Director: Ed Zwick
Cast: Daniel Craig, Liev Schreiber, Jamie
Bell, Alexa Davalos, Allan Corduner, Mark Feuerstein, Tomas Arana, Iben Hjejle, Jacek Koman, George MacKay
RunTime: 2 hrs 15 mins
Released By: Shaw
Rating: PG (Some Violence)
Official Website: http://www.defiancemovie.com/
Opening Day: 5 February 2009
on an extraordinary true story, "Defiance" is an
epic tale of family, honor, vengeance and salvation in World
War II. The year is 1941 and the Jews of Eastern Europe are
being massacred by the thousands. Managing to escape certain
death, three brothers take refuge in the dense surrounding
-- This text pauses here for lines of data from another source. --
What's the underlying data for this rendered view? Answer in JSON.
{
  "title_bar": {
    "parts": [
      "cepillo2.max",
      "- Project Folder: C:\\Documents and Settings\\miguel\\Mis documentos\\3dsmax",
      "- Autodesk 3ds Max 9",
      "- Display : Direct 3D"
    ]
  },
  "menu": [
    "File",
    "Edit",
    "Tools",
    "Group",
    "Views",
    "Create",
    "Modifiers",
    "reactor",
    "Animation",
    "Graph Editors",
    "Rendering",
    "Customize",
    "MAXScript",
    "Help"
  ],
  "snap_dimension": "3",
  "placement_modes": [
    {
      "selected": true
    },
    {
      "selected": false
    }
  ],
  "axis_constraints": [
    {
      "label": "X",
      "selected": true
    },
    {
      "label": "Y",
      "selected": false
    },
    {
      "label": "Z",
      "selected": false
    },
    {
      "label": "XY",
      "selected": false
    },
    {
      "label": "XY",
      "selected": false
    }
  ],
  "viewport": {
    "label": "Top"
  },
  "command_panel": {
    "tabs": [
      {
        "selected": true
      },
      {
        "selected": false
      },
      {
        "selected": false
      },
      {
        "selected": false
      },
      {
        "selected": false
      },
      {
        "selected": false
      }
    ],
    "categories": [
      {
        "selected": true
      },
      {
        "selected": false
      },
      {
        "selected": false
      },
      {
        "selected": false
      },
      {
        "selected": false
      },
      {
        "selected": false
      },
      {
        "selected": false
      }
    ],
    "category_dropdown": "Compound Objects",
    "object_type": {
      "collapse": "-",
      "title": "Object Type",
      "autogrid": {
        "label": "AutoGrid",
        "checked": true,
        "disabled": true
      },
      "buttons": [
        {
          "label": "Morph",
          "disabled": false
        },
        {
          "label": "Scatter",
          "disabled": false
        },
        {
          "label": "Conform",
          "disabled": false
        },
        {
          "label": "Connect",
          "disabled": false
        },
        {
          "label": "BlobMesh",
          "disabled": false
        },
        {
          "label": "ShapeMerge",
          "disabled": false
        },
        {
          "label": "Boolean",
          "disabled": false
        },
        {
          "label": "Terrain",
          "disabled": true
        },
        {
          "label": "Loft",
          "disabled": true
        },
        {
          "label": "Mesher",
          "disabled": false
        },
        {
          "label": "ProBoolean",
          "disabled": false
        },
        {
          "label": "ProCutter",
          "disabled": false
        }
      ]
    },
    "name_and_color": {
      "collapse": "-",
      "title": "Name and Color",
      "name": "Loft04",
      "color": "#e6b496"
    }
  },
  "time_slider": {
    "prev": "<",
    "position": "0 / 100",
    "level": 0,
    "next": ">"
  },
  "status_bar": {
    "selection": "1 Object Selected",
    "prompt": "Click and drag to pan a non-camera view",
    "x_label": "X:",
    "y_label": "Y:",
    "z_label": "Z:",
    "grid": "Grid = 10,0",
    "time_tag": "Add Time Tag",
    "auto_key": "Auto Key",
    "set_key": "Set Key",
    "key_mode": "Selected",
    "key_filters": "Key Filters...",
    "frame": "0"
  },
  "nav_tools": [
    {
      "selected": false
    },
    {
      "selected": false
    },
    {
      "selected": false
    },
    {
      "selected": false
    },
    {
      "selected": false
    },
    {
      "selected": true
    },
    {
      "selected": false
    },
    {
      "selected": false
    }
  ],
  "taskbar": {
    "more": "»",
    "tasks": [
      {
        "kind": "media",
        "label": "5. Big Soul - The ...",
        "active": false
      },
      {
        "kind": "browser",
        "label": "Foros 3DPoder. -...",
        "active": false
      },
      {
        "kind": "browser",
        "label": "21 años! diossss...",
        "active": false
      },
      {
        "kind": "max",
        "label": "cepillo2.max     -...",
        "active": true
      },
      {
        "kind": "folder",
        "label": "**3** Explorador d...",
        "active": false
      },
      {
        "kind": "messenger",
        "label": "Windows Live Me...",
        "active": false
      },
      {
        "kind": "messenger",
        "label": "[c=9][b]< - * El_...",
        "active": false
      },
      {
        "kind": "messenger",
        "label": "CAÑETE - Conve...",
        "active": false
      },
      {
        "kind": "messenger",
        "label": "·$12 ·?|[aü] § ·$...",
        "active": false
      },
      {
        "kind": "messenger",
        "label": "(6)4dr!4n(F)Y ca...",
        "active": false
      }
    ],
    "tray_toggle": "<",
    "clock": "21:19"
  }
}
woods they have known since childhood. There they begin their
desperate battle against the Nazis. Daniel Craig, Liev Schreiber
and Jamie Bell star as brothers who turn a primitive struggle
to survive into something far more consequential – a
way to avenge the deaths of their loved ones by saving thousands
Edward Zwick continues giving backhanded Hollywood compliments to oppressed minorities in the “Defiance”, headlined by the newly minted A-list presence in Daniel Craig as a blond-haired, blue-eyed saviour to hunted Jews in 1941 Belarus. Just as in “Glory”, “The Last Samurai” and most egregiously in “Blood Diamond,” Zwick finds little but potent ways of insulting his through a veil of good intentions and it doesn’t show signs of stopping here. But surprisingly, Zwick manages to create a grim world here based on true events and characters – making it more than a little affecting – set in the claustrophobic forests, brought down to earth with swirling ideas about the price of survival in a time hardly worth living in.
For all its over-the-top pitches, it is stupendously manipulative in how much effective pathos it wrings out of its leading men. It revolves around a dynamic of quiet anger and deep convictions to what four brothers believe should be the best way to lead their people into the brighter light that they know has to shine one of these days. The eldest, Tuvia Bielski (Craig) advocates an agrarian society that depends on a more defensive approach of elusive subsistence of growing, stealing and rationing food. His two youngest siblings, Asael Bielski (Jamie Bell) and Aron Bielski (George MacKay) join this form of resistance. However, Zus Bielski (Liev Schreiber) – by far the most appealing character – chooses to fight back with the help of the scheming remnant Soviet Army, at times even letting his desire for continued vengeance obscure the idea of his identity in a period when that’s all that is needed to be exterminated.
At its most melancholic, “Defiance” asks questions of the deep paradoxes in being Jewish. It questions, quite relevantly, the necessity of killing in order to survive – a raid on Nazis is juxtaposed with a joyous wedding of young Jews – and the expendability of present humanity to preserve future generations. But for its entire story’s intrinsic worth, Zwick does bring a sledgehammer approach to most of the proceedings. When Nazis or Jews aren’t getting gunned down, the silence is filled with rousing speeches on valour in the face of adversity, romantic gazes and religious iconography (courtesy of an old rabbi) of Moses/Tuvia leading his people towards the Promised Land. It does draw away the idea of victimisation and fatality of a Nazi period film but doesn’t do very much to create a lasting intent of realism, just the pursuit of idealism.
(Overly cooked melodramatics tempered with an inherently rousing story)
Review by Justin Deimen